◆ **Records for the task**:

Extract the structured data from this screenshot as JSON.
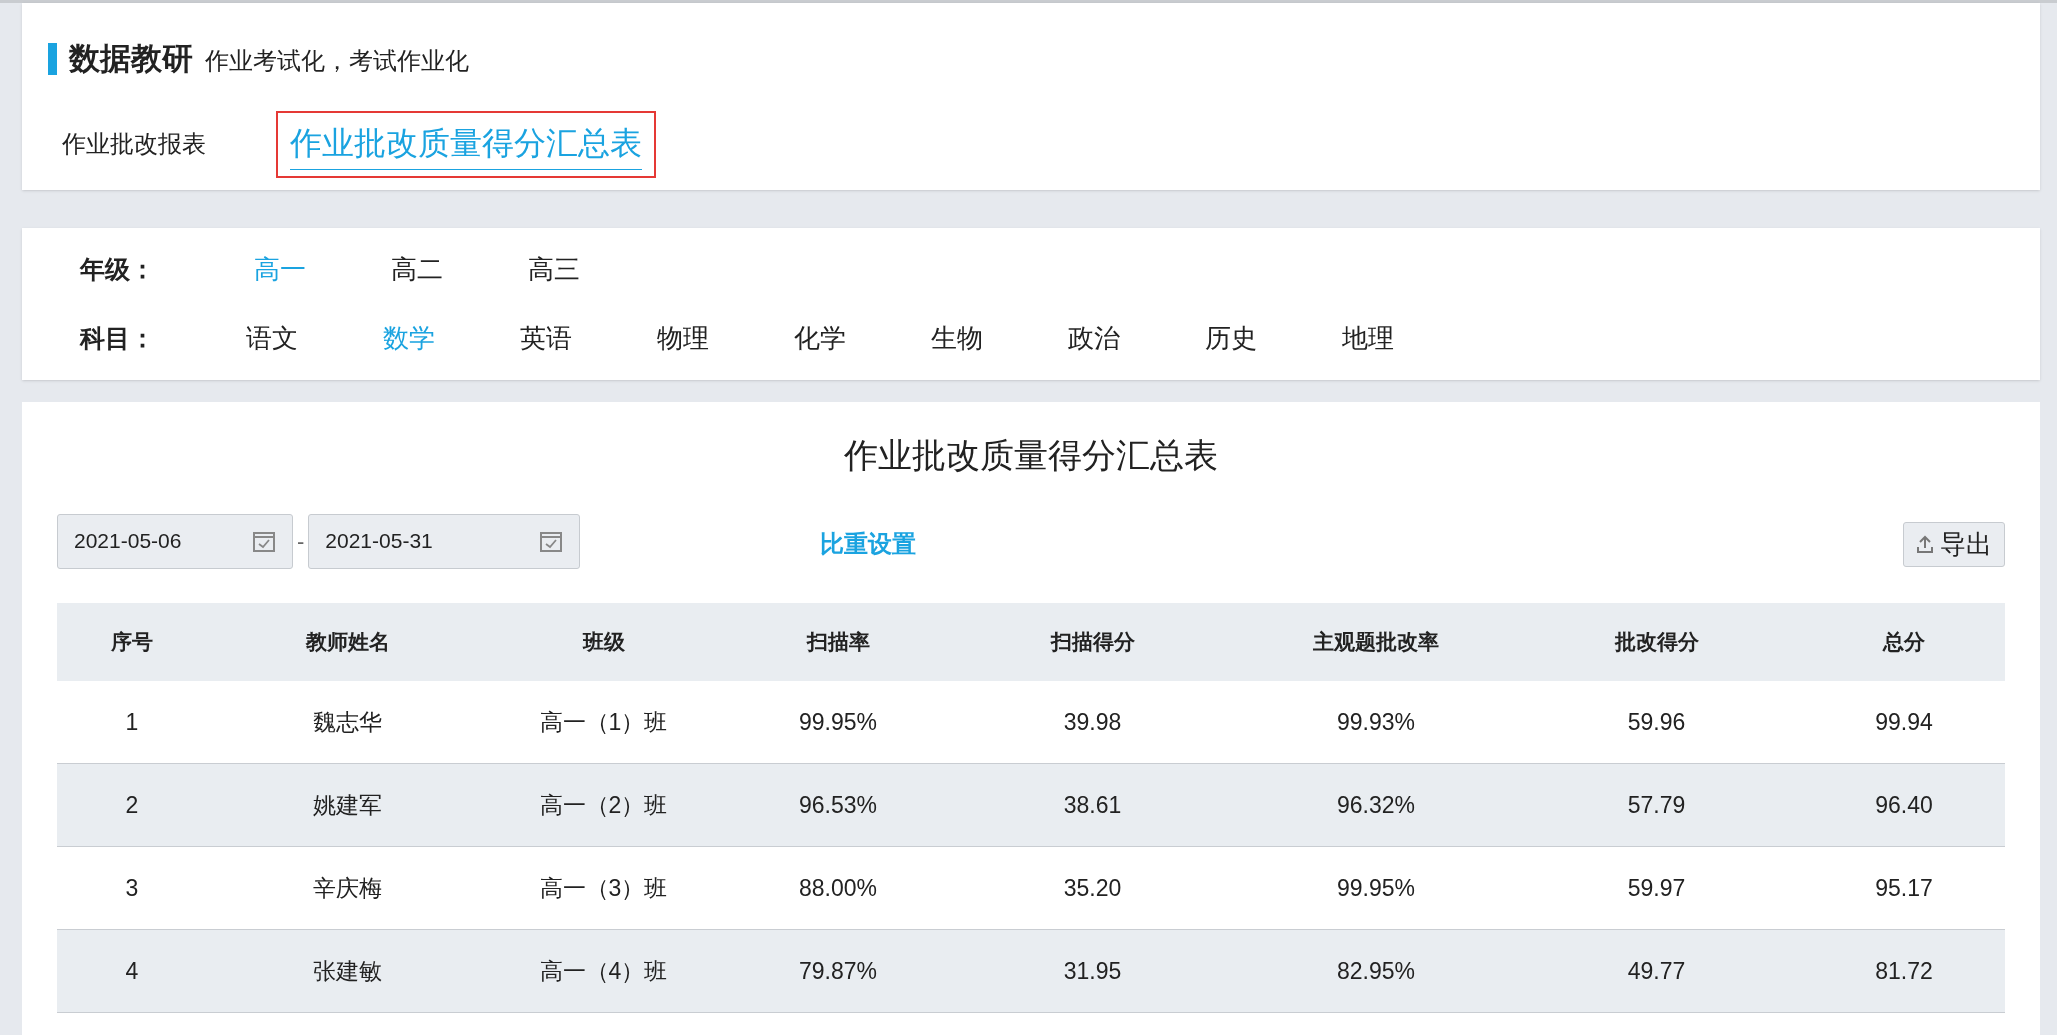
{
  "header": {
    "title": "数据教研",
    "subtitle": "作业考试化，考试作业化"
  },
  "tabs": [
    {
      "label": "作业批改报表",
      "selected": false,
      "outlined": false
    },
    {
      "label": "作业批改质量得分汇总表",
      "selected": true,
      "outlined": true
    }
  ],
  "filters": [
    {
      "label": "年级：",
      "options": [
        {
          "label": "高一",
          "selected": true
        },
        {
          "label": "高二",
          "selected": false
        },
        {
          "label": "高三",
          "selected": false
        }
      ]
    },
    {
      "label": "科目：",
      "options": [
        {
          "label": "语文",
          "selected": false
        },
        {
          "label": "数学",
          "selected": true
        },
        {
          "label": "英语",
          "selected": false
        },
        {
          "label": "物理",
          "selected": false
        },
        {
          "label": "化学",
          "selected": false
        },
        {
          "label": "生物",
          "selected": false
        },
        {
          "label": "政治",
          "selected": false
        },
        {
          "label": "历史",
          "selected": false
        },
        {
          "label": "地理",
          "selected": false
        }
      ]
    }
  ],
  "report": {
    "title": "作业批改质量得分汇总表",
    "start_date": "2021-05-06",
    "separator": "-",
    "end_date": "2021-05-31",
    "weight_link": "比重设置",
    "export_button": "导出",
    "table": {
      "columns": [
        "序号",
        "教师姓名",
        "班级",
        "扫描率",
        "扫描得分",
        "主观题批改率",
        "批改得分",
        "总分"
      ],
      "rows": [
        [
          "1",
          "魏志华",
          "高一（1）班",
          "99.95%",
          "39.98",
          "99.93%",
          "59.96",
          "99.94"
        ],
        [
          "2",
          "姚建军",
          "高一（2）班",
          "96.53%",
          "38.61",
          "96.32%",
          "57.79",
          "96.40"
        ],
        [
          "3",
          "辛庆梅",
          "高一（3）班",
          "88.00%",
          "35.20",
          "99.95%",
          "59.97",
          "95.17"
        ],
        [
          "4",
          "张建敏",
          "高一（4）班",
          "79.87%",
          "31.95",
          "82.95%",
          "49.77",
          "81.72"
        ]
      ]
    }
  }
}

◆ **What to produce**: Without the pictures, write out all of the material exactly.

◆ **Solved exercise**:
Extract the structured data from this screenshot as JSON.
{
  "header": {
    "title": "数据教研",
    "subtitle": "作业考试化，考试作业化"
  },
  "tabs": [
    {
      "label": "作业批改报表",
      "selected": false,
      "outlined": false
    },
    {
      "label": "作业批改质量得分汇总表",
      "selected": true,
      "outlined": true
    }
  ],
  "filters": [
    {
      "label": "年级：",
      "options": [
        {
          "label": "高一",
          "selected": true
        },
        {
          "label": "高二",
          "selected": false
        },
        {
          "label": "高三",
          "selected": false
        }
      ]
    },
    {
      "label": "科目：",
      "options": [
        {
          "label": "语文",
          "selected": false
        },
        {
          "label": "数学",
          "selected": true
        },
        {
          "label": "英语",
          "selected": false
        },
        {
          "label": "物理",
          "selected": false
        },
        {
          "label": "化学",
          "selected": false
        },
        {
          "label": "生物",
          "selected": false
        },
        {
          "label": "政治",
          "selected": false
        },
        {
          "label": "历史",
          "selected": false
        },
        {
          "label": "地理",
          "selected": false
        }
      ]
    }
  ],
  "report": {
    "title": "作业批改质量得分汇总表",
    "start_date": "2021-05-06",
    "separator": "-",
    "end_date": "2021-05-31",
    "weight_link": "比重设置",
    "export_button": "导出",
    "table": {
      "columns": [
        "序号",
        "教师姓名",
        "班级",
        "扫描率",
        "扫描得分",
        "主观题批改率",
        "批改得分",
        "总分"
      ],
      "rows": [
        [
          "1",
          "魏志华",
          "高一（1）班",
          "99.95%",
          "39.98",
          "99.93%",
          "59.96",
          "99.94"
        ],
        [
          "2",
          "姚建军",
          "高一（2）班",
          "96.53%",
          "38.61",
          "96.32%",
          "57.79",
          "96.40"
        ],
        [
          "3",
          "辛庆梅",
          "高一（3）班",
          "88.00%",
          "35.20",
          "99.95%",
          "59.97",
          "95.17"
        ],
        [
          "4",
          "张建敏",
          "高一（4）班",
          "79.87%",
          "31.95",
          "82.95%",
          "49.77",
          "81.72"
        ]
      ]
    }
  }
}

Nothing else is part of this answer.